Three National Child Labor Committee Exhibition Panels
Lewis Hine (American, 1874–1940)
Gelatin silver print
8.9 x 15.0 cm (3 1/2 x 5 15/16 in.)
Purchase, The Horace W. Goldsmith Foundation Gift, through Joyce and Robert Menschel, 1993
Not on view
Trained as a sociologist at Columbia University, Lewis Hine gave up his New York City teaching job in 1908 to become a full-time photographer for the National Child Labor Committee. Created four years earlier, the reform agency's success was largely dependent on its ability to sway public opinion. Influenced by Jacob Riis's pictures of slum conditions on New York's Lower East Side, Hine obsessively documented the working conditions of children in mills, factories, and fields across the country. The results--over 5,000 photographs in all--would then be used in field reports, as well as for exhibitions, pamphlets, and slide lectures. His decidedly unromantic, understated pictures served as a potent weapon of persuasion. The camera's ability to amplify the idiosyncratic, telling detail also gave each of Hine's subjects the simple, irreducible integrity of the single human life.
Inscription: Inscribed in pencil on print verso UC: "3759."
(sold Christie's, New York, October 13, 1992, no. 78)

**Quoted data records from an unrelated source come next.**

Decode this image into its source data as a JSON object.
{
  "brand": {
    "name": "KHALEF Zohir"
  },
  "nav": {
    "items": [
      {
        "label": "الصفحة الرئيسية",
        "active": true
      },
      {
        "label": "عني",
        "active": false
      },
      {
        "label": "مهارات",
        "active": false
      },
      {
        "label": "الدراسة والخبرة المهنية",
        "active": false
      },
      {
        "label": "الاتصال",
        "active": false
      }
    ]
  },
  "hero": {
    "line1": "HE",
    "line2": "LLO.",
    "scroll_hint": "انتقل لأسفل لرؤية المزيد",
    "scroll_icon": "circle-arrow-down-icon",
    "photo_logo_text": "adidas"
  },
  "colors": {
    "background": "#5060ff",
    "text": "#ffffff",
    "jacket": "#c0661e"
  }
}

Signs in the photograph read: "WHAT IT COSTS THE CHILD"; "WHAT IT COSTS INDUSTRY"; and "WHAT IT COSTS SOCIETY".